(WHAT YOU SHOULD DO) Print the records below once again, exactly as they were given.

Web page and app entries:
=======

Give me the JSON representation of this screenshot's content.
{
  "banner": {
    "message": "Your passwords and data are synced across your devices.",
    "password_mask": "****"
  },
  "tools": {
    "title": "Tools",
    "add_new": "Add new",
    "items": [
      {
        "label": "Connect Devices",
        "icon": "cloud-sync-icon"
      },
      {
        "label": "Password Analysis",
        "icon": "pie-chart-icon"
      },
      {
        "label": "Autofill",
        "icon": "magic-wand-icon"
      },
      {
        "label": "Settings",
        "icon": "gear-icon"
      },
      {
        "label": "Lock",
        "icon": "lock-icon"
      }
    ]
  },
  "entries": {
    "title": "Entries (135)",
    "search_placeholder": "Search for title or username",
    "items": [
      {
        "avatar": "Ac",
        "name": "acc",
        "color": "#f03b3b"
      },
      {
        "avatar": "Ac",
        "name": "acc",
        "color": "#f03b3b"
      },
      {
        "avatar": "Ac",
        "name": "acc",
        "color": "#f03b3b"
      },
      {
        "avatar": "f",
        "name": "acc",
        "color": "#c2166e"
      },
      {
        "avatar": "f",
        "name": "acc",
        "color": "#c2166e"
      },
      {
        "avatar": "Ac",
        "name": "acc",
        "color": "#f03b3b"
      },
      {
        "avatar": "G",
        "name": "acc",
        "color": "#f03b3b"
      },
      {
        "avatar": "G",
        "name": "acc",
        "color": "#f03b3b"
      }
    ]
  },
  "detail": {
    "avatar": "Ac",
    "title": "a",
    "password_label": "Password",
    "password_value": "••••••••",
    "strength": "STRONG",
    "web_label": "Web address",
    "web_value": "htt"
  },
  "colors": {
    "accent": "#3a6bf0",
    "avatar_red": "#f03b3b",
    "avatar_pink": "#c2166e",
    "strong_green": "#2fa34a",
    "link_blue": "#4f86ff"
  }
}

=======

(WRITTEN SOLUTION)
Give me the JSON representation of this screenshot's content.
{
  "banner": {
    "message": "Your passwords and data are synced across your devices.",
    "password_mask": "****"
  },
  "tools": {
    "title": "Tools",
    "add_new": "Add new",
    "items": [
      {
        "label": "Connect Devices",
        "icon": "cloud-sync-icon"
      },
      {
        "label": "Password Analysis",
        "icon": "pie-chart-icon"
      },
      {
        "label": "Autofill",
        "icon": "magic-wand-icon"
      },
      {
        "label": "Settings",
        "icon": "gear-icon"
      },
      {
        "label": "Lock",
        "icon": "lock-icon"
      }
    ]
  },
  "entries": {
    "title": "Entries (135)",
    "search_placeholder": "Search for title or username",
    "items": [
      {
        "avatar": "Ac",
        "name": "acc",
        "color": "#f03b3b"
      },
      {
        "avatar": "Ac",
        "name": "acc",
        "color": "#f03b3b"
      },
      {
        "avatar": "Ac",
        "name": "acc",
        "color": "#f03b3b"
      },
      {
        "avatar": "f",
        "name": "acc",
        "color": "#c2166e"
      },
      {
        "avatar": "f",
        "name": "acc",
        "color": "#c2166e"
      },
      {
        "avatar": "Ac",
        "name": "acc",
        "color": "#f03b3b"
      },
      {
        "avatar": "G",
        "name": "acc",
        "color": "#f03b3b"
      },
      {
        "avatar": "G",
        "name": "acc",
        "color": "#f03b3b"
      }
    ]
  },
  "detail": {
    "avatar": "Ac",
    "title": "a",
    "password_label": "Password",
    "password_value": "••••••••",
    "strength": "STRONG",
    "web_label": "Web address",
    "web_value": "htt"
  },
  "colors": {
    "accent": "#3a6bf0",
    "avatar_red": "#f03b3b",
    "avatar_pink": "#c2166e",
    "strong_green": "#2fa34a",
    "link_blue": "#4f86ff"
  }
}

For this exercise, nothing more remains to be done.